It's that time of year again, when my neighborhood looks intentionally festive rather than just lazy. The holly on the mailboxes, the icicle Christmas lights dangling off rain gutters, and the Nativity scene window stickers could all be mistaken by any new visitor to the cul-de-sac for recently adorned holiday decor put up by those eager to make jolly. Little would a new trespasser know that these winter wonderlings have been in place since we moved to the neighborhood over three years ago.
Dead of summer? How about a light-up snowman leaning on your wilting hibiscus? Nothing goes better with your dead brown lawn than a wicker Rudolph-and-friends lawn display.
Not that I am judging. Oh, no. I am taking notes.
These folks have clearly figured out how to capture the holiday spirit year-round. Rebelling against the societal expectation of taking down seasonal decorations strikes me as genius for many reasons, not least of which is the immediate access to holiday cheer.
Who doesn't love cheer? Alas, our house often lacks holiday cheer. Not from lack of desire but from lack of time.
Every year and for every holiday, I intend to put up decorations. And nearly every holiday of every year, I fail. It's raining outside. Or it's too hot. Or it's too cold. Or it's too perfect, so we want to enjoy the fine weather. The kids have sports in the morning and a birthday party in the afternoon. And now it's dark outside. If only we'd been like our neighbors with year-round Christmas light displays, we'd be able to see the yard past sundown. But, I guess, if we had been smart like our neighbors, we wouldn't have to worry about putting up the lights each year, would we?
In our home, attempting to put up Christmas lights is much like buying a big bag of spinach at the grocery. You get the bag with the greatest of intent. You think that surely, this time I will use this bag of spinach. I'm going to be so ambitious and thoughtful with this bag of spinach. I'll make salads and spanakopita. I'll make spinach dip and grind it into the kids' pasta so they won't know how healthful their meal is. This time, the bag of spinach is going to change our lives! Then, three weeks later, the bag of spinach is found soggy and dripping in the bottom of the vegetable drawer. It is hauled over to the garbage bin, leaving a trail of fermented liquid on the kitchen floor. A stabbing pain of guilt, remorse and perhaps some self-loathing penetrates your gut as you once again toss your lost ambition into the trash. But alas, there is always next time!

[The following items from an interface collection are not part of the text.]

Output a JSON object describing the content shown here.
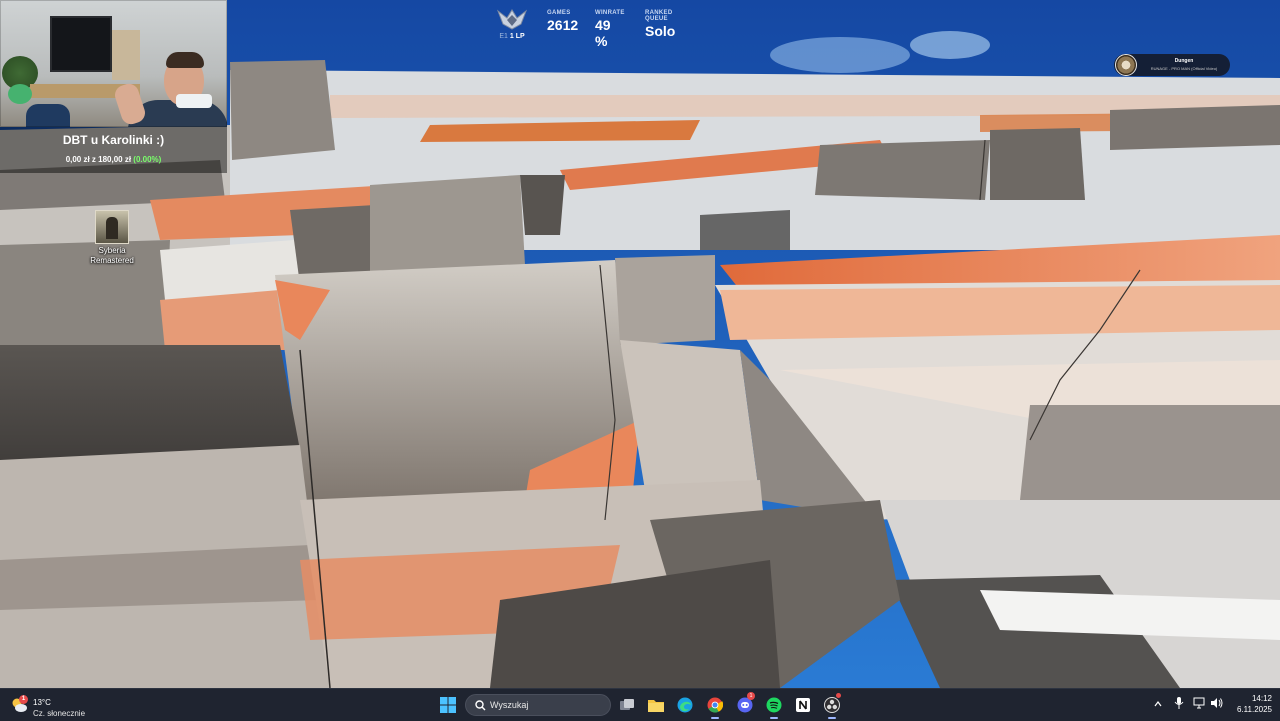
{
  "overlay": {
    "donation": {
      "title": "DBT u Karolinki :)",
      "amount_main": "0,00 zł z 180,00 zł",
      "amount_percent": "(0.00%)"
    },
    "lol_stats": {
      "lp_prefix": "E1",
      "lp_value": "1 LP",
      "games_label": "GAMES",
      "games_value": "2612",
      "winrate_label": "WINRATE",
      "winrate_value": "49 %",
      "queue_label": "RANKED QUEUE",
      "queue_value": "Solo"
    },
    "now_playing": {
      "title": "Dungen",
      "subtitle": "RUNAGE - PRO MAN (Official Video)"
    }
  },
  "desktop": {
    "icons": [
      {
        "label": "Syberia Remastered",
        "icon": "game-shortcut-icon"
      }
    ]
  },
  "taskbar": {
    "weather": {
      "temp": "13°C",
      "condition": "Cz. słonecznie",
      "badge": "1"
    },
    "search_placeholder": "Wyszukaj",
    "apps": [
      "start",
      "search",
      "task-view",
      "file-explorer",
      "edge",
      "chrome",
      "discord",
      "spotify",
      "notion",
      "obs"
    ],
    "discord_badge": "1",
    "clock": {
      "time": "14:12",
      "date": "6.11.2025"
    }
  },
  "colors": {
    "taskbar_bg": "#1f2430",
    "sky": "#1b4f9a",
    "accent_orange": "#e07a4e",
    "progress_green": "#7aff6b"
  }
}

Every year, I search for our lights, which are scattered among the boxes of old CDs and baby clothes piled high in our unfinished basement. I think this is the year that I will not only outline the house but write "Merry Christmas" in cursive on the front bushes. I will use the lights to snake up our railings and drip down from the rooftop like falling snow. This year, the lights are going to change our lives! Then they sit in the front hallway until the day after New Year's, when the bag, marked by broken glass and caked-on dust from years without use, is taken back to the basement. And there is that old familiar stabbing pain of guilt, remorse and perhaps some self-loathing penetrating the gut as I once again toss my lost ambition down the stairs. But alas, there is always next time!
It's the "next time" that fools me into keeping this pattern alive. But my neighbors have figured out the trick to avoiding "next time" syndrome. Eliminate the next time by doing it just the one time.
Unlike my neighbors, who look ready for Christmas, we still have a baby T. rex skeleton on the front lawn and Halloween cookie cutters sprawled across the kitchen counter. Naturally, no cookies were actually made. Perhaps it is the year-round Christmas cheer of my neighbors that inspired me to take those bat-shaped cookie cutters and make my kids bat-shaped sandwiches for lunch this week.
Maybe we will leave out the Halloween decorations, too. You do it right once and you can avoid a next time.
Katiedid Langrock is author of the book "Stop Farting in the Pyramids," available at http://www.creators.com/books/stop-farting-in-the-pyramids. Like Katiedid Langrock on Facebook, at http://www.facebook.com/katiedidhumor. To find out more about her and read features by other Creators Syndicate writers and cartoonists, visit the Creators Syndicate webpage at www.creators.com.